Synopses & Reviews
Twelve-year-old Lonnie is finally feeling at home with his foster family. But because he is living apart from his little sister, Lili, he decides it is his job to be the rememberer and write down everything that happens while theyare growing up. Lonnie's musings are bittersweet; he's happy that he and Lili have new families, but though his new family brings him joy, it also brings new worries. With a foster brother in the army, concepts like Peace have new meaning for Lonnie.
Told through letters from Lonnie to Lili, this thought provoking companion to Jacqueline Woodson's National Book Award finalist Locomotion tackles important issues in captivating, lyrical language. Lonnie's reflections on family, loss, love and peace will strike a note with readers of all ages.
"Following the character introduced in Locomotion, Woodson switches from poetry to letters to show how 12-year-old Lonnie Collins Motion, aka Locomotion, maintains a bond with his younger sister, Lili. He reminds her of their past: 'There was a time before your foster mama came and said, 'I'll take the little girl but I don't want no boys.' ' Besides missing his sister and their late parents, Lonnie has other problems to cope with (his foster mother's son returns from Iraq disabled and traumatized). In his letters, Lonnie shares the big and small details of his days, works through philosophical struggles (a friend tells him that 'Miss Edna was my mama now'), and includes some of the tender poems he composes. Although the epistolary motif makes for some stilted writing, Woodson creates a full-bodied character in kind, sensitive Lonnie. Readers will understand his quest for peace, and appreciate the hard work he does to find it. Ages 9 12." Publishers Weekly (Starred Review) (Copyright Reed Business Information, Inc.)
Told through letters from 12-year-old Lonnie to his younger sister, this thought-provoking companion to "Locomotion" tackles important issues in captivating, lyrical language, as Lonnie's reflections on family, loss, love, and peace are sure to strike a chord with readers.

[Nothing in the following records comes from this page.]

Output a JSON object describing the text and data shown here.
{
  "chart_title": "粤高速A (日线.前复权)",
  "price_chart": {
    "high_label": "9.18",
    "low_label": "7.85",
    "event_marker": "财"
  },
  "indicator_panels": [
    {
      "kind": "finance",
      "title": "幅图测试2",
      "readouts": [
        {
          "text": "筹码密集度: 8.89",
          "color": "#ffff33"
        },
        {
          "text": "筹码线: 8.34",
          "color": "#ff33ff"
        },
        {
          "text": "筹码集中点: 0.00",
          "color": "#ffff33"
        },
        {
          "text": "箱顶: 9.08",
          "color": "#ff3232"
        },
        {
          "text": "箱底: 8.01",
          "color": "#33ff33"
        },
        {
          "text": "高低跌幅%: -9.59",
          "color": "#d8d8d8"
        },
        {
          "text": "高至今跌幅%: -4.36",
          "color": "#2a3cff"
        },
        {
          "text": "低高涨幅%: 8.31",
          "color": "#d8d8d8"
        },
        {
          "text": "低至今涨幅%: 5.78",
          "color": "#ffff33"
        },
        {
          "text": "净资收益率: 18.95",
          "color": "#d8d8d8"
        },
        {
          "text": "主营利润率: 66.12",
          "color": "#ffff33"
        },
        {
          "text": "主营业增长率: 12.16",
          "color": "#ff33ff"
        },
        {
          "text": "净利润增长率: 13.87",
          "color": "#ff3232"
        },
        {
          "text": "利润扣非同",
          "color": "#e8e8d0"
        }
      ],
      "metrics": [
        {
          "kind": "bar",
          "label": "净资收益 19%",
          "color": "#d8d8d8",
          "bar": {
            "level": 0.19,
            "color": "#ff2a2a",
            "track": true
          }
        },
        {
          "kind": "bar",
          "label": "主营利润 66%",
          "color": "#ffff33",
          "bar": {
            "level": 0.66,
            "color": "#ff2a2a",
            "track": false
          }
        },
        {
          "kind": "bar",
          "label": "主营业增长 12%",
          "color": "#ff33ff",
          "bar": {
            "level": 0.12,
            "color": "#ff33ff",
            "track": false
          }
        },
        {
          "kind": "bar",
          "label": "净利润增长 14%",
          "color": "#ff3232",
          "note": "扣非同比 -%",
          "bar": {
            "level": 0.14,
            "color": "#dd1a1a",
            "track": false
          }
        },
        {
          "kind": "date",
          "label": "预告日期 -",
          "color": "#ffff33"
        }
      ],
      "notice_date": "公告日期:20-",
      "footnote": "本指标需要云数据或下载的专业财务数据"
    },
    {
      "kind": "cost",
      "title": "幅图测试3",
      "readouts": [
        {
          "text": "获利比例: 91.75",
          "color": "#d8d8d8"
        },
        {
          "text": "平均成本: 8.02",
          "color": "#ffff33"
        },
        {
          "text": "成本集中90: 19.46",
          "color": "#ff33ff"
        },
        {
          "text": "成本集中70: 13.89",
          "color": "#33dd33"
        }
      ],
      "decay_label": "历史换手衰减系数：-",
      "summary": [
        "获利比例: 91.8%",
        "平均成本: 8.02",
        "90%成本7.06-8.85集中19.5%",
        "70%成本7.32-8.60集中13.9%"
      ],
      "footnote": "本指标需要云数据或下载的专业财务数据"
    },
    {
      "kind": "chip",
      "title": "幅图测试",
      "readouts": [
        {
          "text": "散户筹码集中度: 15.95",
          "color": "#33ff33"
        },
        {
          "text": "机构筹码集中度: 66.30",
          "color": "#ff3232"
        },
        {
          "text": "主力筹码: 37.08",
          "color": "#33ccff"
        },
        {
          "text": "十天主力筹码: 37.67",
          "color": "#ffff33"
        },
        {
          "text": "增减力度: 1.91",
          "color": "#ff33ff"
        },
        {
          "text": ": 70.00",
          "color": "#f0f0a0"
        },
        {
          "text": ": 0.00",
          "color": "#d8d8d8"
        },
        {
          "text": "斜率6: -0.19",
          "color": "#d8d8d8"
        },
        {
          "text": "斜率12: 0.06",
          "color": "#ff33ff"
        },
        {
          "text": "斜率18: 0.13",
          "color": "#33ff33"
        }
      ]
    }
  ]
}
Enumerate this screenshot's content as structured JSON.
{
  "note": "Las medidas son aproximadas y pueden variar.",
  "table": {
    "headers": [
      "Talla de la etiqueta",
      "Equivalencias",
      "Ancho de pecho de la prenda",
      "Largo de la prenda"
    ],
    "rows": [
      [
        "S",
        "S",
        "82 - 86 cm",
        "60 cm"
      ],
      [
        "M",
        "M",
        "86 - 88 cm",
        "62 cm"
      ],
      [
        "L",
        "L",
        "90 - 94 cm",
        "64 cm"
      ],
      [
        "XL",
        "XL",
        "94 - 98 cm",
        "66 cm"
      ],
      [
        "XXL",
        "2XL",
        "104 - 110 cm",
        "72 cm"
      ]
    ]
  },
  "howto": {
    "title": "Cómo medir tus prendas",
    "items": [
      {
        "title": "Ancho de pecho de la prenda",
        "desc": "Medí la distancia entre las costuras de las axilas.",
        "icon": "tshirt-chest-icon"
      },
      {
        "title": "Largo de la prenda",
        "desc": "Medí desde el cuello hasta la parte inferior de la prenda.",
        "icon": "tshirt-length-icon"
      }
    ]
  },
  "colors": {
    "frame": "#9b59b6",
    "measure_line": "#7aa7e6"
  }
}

About the Author
Born on February 12th in Columbus, Ohio, Jacqueline Woodson grew up in Greenville, South Carolina, and Brooklyn, New York and graduated from college with a B.A. in English. She now writes full-time and has recently received the Margaret A. Edwards Award for lifetime achievement in writing for young adults. Her other awards include a Newbery Honor, two Coretta Scott King awards, two National Book Award finalists, and the Los Angeles Times Book Prize. Although she spends most of her time writing, Woodson also enjoys reading the works of emerging writers and encouraging young people to write, spending time with her friends and her family, and sewing. Jacqueline Woodson currently resides in Brooklyn, New York.